The massive cills at the foot of the present chair, at front and back (see Figs. 204 and 205), exhibit signs of having been cut. They were probably carried through, bridging the space between, and bracing the outer chairs together, and were further extended on either side to hold the banner standards of the Guilds. The Royal banner would, naturally, be displayed centrally, behind the chair.
Another point in favour of this triple-chair theory is that the number three figures everywhere. Both the great window and the tapestry below are in three divisions. The Guild Hall of St. Mary is dedicated to the Trinity of St. Mary, St. John and St. Catherine. Coventry as one of the strongholds of the Knights Hospitallers of St. John, would give their Saint the post of honour, in the centre of the back of the middle chair or throne. The side spandrel of the chair illustrated here (Fig. 208) is carved with the effigy of St. Man-; its missing fellow on the right was probably devoted to St. Catherine. Another theory suggests itself. The central seat may have been movable so that the royal stool could be taken away, and its place occupied by another, not so ornate in character, and the throne would then be used by the Masters of the three Guilds.

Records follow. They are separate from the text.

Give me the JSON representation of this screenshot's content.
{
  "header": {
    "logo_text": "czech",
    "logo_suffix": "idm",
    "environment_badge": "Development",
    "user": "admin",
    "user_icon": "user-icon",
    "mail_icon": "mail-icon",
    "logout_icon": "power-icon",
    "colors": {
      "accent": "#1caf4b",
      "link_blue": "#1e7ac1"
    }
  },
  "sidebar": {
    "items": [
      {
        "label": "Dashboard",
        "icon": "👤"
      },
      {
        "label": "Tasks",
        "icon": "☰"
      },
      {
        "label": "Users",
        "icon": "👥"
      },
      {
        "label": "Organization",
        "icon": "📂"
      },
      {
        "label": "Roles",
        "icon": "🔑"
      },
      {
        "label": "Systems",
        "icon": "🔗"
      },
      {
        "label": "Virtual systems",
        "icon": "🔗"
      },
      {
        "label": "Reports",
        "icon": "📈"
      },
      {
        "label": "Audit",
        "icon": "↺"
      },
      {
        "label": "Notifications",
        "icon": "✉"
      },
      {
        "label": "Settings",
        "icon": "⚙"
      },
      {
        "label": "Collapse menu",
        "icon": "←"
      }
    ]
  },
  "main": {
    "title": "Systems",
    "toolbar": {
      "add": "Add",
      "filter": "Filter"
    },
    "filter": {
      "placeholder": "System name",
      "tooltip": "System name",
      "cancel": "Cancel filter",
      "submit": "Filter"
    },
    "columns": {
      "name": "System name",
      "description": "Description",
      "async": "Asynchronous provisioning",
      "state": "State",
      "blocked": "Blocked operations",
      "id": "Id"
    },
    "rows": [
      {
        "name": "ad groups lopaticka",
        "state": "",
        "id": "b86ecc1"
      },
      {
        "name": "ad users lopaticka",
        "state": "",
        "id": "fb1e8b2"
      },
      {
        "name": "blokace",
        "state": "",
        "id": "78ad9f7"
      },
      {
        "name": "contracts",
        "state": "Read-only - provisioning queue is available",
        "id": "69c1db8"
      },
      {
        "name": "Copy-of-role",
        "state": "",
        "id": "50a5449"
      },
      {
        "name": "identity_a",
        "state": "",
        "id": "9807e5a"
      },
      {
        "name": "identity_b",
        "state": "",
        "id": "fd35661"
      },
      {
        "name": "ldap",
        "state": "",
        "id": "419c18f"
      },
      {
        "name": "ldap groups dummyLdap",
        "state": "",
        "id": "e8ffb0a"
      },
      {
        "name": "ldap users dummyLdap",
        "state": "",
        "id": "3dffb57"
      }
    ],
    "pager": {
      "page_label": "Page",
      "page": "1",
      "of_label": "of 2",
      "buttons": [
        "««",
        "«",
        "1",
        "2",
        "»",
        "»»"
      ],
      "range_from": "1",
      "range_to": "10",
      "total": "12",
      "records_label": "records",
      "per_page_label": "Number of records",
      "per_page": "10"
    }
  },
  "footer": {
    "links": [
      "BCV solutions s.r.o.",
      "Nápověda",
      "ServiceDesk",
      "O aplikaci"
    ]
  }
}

A resemblance will be noticed between the grotesque carvings of the arms (although these have been mutilated, apparently with a set purpose) and those on some of the clerical benches already illustrated, Fig. 198 for example. It was usual, even in the case of choir-stalls and misericords, to introduce purely secular carving, often of questionable decency. Perhaps the arms of this chair were carved in this manner, and a wave of puritanism condemned them to mutilation. Some of these misericord carvings are exceedingly quaint. Thus, in the Victoria and Albert Museum is an example, shown here in Fig. 212, where the mediaeval carpenter is instructing his apprentice in the craft of the woodworker. Representations or pictures of this kind, in wood, must have had a very wide appeal in the fifteenth and sixteenth centuries, difficult to comprehend at the present day, when there are so many other diversions. In the Middle Ages, few outside of the church could read or write, and books of any kind were correspondingly small in number. Illustration on paper or vellum was more meagre still. Pictures were scarce, and drawings still rarer. The only pictorial representations were in missals or illuminated manuscripts, - and they were not for the multitude; - painted effigies of saints on chancel and other screens, and these secular carvings. They were in churches not only because the Church aggrandised all decoration, but also because clerical edifices were the mediaeval recreation halls. Providing the sanctuary of the chancel were not invaded, the nave was the common property of the parish, and was used, when services were not being held, as the parish hall. Perhaps this accounts, in some measure, for the semi-clerical character of many of the Guild Halls of the same period, the rival attractions to the churches of the Middle Ages.
Fig. 202. Oak Coronation Chair. - Westminster Abbey. - Fourteenth century.
Fig. 204. Front view.
Fig. 205. Back view.
Fig. 206. Left-hand pinnacle.
Fig. 203. General view.
Fig. 207. Right-hand pinnacle. - An Oak Chair In St. Mary's Hall, Coventry. - Mid-fifteenth century.
Fig. 208. End view. Left.
Fig. 209. End view. Right.
Fig. 210. Detail of top rail. - An Oak Chair In St. Mary's Hall, Coventry.
The original abundance of these pictorial carvings must have been almost incredible. Apart from their perishable character, in the natural course of things, we have at least four distinct periods of purposed destruction; under Henry VIII, Edward VI, Elizabeth and Cromwell. Yet the English parish churches of the present day can furnish innumerable examples of wood-carving and colour-decoration, which give some idea, yet a meagre one, of the vast richness in similar work which must have existed in the Golden Age of the fifteenth century. That the Guilds, which began to assume a prominence after the fifth Crusade (1203-5) were responsible for much of this work is undoubted. At the close of the fourteenth century they had acquired such power and influence that they rivalled the monastic establishments in the artistic education of the artisan. From these Guilds were selected the King's master-craftsmen, men who were well paid, highly considered, and often invested with delegated autccratic powers. They were probably members, to a man, of the powerful Cluniac order, the influence of which was paramount in artistic Europe from the eleventh to the fourteenth century.
Fig. 211. Hypothetical Reconstruction Of The Chair, Figs. 204 To 210. - From a drawing by Herbert Cescinsky. 163
Fig. 212. Oak Misericord. - Fifteenth century. - Victoria and Albert Museum.